[Interface dataset entries]
===

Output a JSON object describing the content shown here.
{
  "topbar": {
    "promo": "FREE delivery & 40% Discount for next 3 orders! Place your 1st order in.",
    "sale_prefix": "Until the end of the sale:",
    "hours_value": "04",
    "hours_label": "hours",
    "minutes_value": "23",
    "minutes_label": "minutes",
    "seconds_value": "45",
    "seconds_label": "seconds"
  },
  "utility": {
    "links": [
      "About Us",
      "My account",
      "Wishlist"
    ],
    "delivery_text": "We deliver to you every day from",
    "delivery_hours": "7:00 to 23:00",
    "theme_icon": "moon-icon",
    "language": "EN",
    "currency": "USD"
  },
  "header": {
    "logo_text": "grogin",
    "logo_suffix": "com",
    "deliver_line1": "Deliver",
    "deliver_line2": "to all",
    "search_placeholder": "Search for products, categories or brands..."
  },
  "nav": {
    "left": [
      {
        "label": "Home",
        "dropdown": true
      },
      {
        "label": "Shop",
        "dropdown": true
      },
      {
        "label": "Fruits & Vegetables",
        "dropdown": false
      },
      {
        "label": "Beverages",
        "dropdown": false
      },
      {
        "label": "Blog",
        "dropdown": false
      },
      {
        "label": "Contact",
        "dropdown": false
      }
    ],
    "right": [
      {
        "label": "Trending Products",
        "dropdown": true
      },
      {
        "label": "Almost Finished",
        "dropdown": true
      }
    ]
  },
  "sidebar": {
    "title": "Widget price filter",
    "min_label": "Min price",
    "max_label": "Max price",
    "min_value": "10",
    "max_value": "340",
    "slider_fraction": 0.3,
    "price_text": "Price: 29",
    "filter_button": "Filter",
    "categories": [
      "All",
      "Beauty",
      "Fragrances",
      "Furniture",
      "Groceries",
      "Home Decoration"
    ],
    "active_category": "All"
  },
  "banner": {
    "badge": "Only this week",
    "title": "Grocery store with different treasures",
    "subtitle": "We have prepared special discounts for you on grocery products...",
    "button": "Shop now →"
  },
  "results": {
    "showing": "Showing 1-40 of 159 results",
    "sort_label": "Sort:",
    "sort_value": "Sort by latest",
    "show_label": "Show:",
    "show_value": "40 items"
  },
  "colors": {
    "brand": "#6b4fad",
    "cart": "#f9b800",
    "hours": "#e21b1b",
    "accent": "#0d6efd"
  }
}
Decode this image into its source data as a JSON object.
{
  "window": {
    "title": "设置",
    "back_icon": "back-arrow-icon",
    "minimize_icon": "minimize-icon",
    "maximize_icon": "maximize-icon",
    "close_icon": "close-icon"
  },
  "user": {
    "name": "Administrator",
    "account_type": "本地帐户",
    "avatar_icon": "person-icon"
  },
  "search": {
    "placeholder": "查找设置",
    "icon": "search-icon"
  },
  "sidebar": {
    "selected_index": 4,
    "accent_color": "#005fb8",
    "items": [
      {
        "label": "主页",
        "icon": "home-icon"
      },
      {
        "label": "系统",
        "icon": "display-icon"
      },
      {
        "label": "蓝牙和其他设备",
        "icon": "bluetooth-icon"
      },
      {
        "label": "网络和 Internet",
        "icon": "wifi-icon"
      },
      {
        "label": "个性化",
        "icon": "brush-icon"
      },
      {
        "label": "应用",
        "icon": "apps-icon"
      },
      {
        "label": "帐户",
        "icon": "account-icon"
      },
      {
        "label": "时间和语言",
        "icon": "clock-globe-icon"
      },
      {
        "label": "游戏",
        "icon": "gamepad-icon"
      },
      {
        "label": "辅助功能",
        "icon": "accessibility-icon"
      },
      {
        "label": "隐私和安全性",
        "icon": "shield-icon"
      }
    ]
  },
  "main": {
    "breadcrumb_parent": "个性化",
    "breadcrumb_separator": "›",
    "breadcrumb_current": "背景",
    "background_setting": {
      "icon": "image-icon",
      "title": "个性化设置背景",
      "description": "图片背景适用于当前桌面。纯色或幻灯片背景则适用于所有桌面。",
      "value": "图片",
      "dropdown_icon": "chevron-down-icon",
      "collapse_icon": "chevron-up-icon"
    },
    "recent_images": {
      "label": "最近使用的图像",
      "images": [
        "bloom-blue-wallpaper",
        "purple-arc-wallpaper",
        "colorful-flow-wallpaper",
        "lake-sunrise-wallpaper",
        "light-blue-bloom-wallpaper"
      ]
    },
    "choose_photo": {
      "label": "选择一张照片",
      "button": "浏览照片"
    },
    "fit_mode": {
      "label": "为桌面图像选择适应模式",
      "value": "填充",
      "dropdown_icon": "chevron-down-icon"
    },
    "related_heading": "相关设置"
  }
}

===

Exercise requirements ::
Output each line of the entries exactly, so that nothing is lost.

Task solution ::
Output a JSON object describing the content shown here.
{
  "topbar": {
    "promo": "FREE delivery & 40% Discount for next 3 orders! Place your 1st order in.",
    "sale_prefix": "Until the end of the sale:",
    "hours_value": "04",
    "hours_label": "hours",
    "minutes_value": "23",
    "minutes_label": "minutes",
    "seconds_value": "45",
    "seconds_label": "seconds"
  },
  "utility": {
    "links": [
      "About Us",
      "My account",
      "Wishlist"
    ],
    "delivery_text": "We deliver to you every day from",
    "delivery_hours": "7:00 to 23:00",
    "theme_icon": "moon-icon",
    "language": "EN",
    "currency": "USD"
  },
  "header": {
    "logo_text": "grogin",
    "logo_suffix": "com",
    "deliver_line1": "Deliver",
    "deliver_line2": "to all",
    "search_placeholder": "Search for products, categories or brands..."
  },
  "nav": {
    "left": [
      {
        "label": "Home",
        "dropdown": true
      },
      {
        "label": "Shop",
        "dropdown": true
      },
      {
        "label": "Fruits & Vegetables",
        "dropdown": false
      },
      {
        "label": "Beverages",
        "dropdown": false
      },
      {
        "label": "Blog",
        "dropdown": false
      },
      {
        "label": "Contact",
        "dropdown": false
      }
    ],
    "right": [
      {
        "label": "Trending Products",
        "dropdown": true
      },
      {
        "label": "Almost Finished",
        "dropdown": true
      }
    ]
  },
  "sidebar": {
    "title": "Widget price filter",
    "min_label": "Min price",
    "max_label": "Max price",
    "min_value": "10",
    "max_value": "340",
    "slider_fraction": 0.3,
    "price_text": "Price: 29",
    "filter_button": "Filter",
    "categories": [
      "All",
      "Beauty",
      "Fragrances",
      "Furniture",
      "Groceries",
      "Home Decoration"
    ],
    "active_category": "All"
  },
  "banner": {
    "badge": "Only this week",
    "title": "Grocery store with different treasures",
    "subtitle": "We have prepared special discounts for you on grocery products...",
    "button": "Shop now →"
  },
  "results": {
    "showing": "Showing 1-40 of 159 results",
    "sort_label": "Sort:",
    "sort_value": "Sort by latest",
    "show_label": "Show:",
    "show_value": "40 items"
  },
  "colors": {
    "brand": "#6b4fad",
    "cart": "#f9b800",
    "hours": "#e21b1b",
    "accent": "#0d6efd"
  }
}
Decode this image into its source data as a JSON object.
{
  "window": {
    "title": "设置",
    "back_icon": "back-arrow-icon",
    "minimize_icon": "minimize-icon",
    "maximize_icon": "maximize-icon",
    "close_icon": "close-icon"
  },
  "user": {
    "name": "Administrator",
    "account_type": "本地帐户",
    "avatar_icon": "person-icon"
  },
  "search": {
    "placeholder": "查找设置",
    "icon": "search-icon"
  },
  "sidebar": {
    "selected_index": 4,
    "accent_color": "#005fb8",
    "items": [
      {
        "label": "主页",
        "icon": "home-icon"
      },
      {
        "label": "系统",
        "icon": "display-icon"
      },
      {
        "label": "蓝牙和其他设备",
        "icon": "bluetooth-icon"
      },
      {
        "label": "网络和 Internet",
        "icon": "wifi-icon"
      },
      {
        "label": "个性化",
        "icon": "brush-icon"
      },
      {
        "label": "应用",
        "icon": "apps-icon"
      },
      {
        "label": "帐户",
        "icon": "account-icon"
      },
      {
        "label": "时间和语言",
        "icon": "clock-globe-icon"
      },
      {
        "label": "游戏",
        "icon": "gamepad-icon"
      },
      {
        "label": "辅助功能",
        "icon": "accessibility-icon"
      },
      {
        "label": "隐私和安全性",
        "icon": "shield-icon"
      }
    ]
  },
  "main": {
    "breadcrumb_parent": "个性化",
    "breadcrumb_separator": "›",
    "breadcrumb_current": "背景",
    "background_setting": {
      "icon": "image-icon",
      "title": "个性化设置背景",
      "description": "图片背景适用于当前桌面。纯色或幻灯片背景则适用于所有桌面。",
      "value": "图片",
      "dropdown_icon": "chevron-down-icon",
      "collapse_icon": "chevron-up-icon"
    },
    "recent_images": {
      "label": "最近使用的图像",
      "images": [
        "bloom-blue-wallpaper",
        "purple-arc-wallpaper",
        "colorful-flow-wallpaper",
        "lake-sunrise-wallpaper",
        "light-blue-bloom-wallpaper"
      ]
    },
    "choose_photo": {
      "label": "选择一张照片",
      "button": "浏览照片"
    },
    "fit_mode": {
      "label": "为桌面图像选择适应模式",
      "value": "填充",
      "dropdown_icon": "chevron-down-icon"
    },
    "related_heading": "相关设置"
  }
}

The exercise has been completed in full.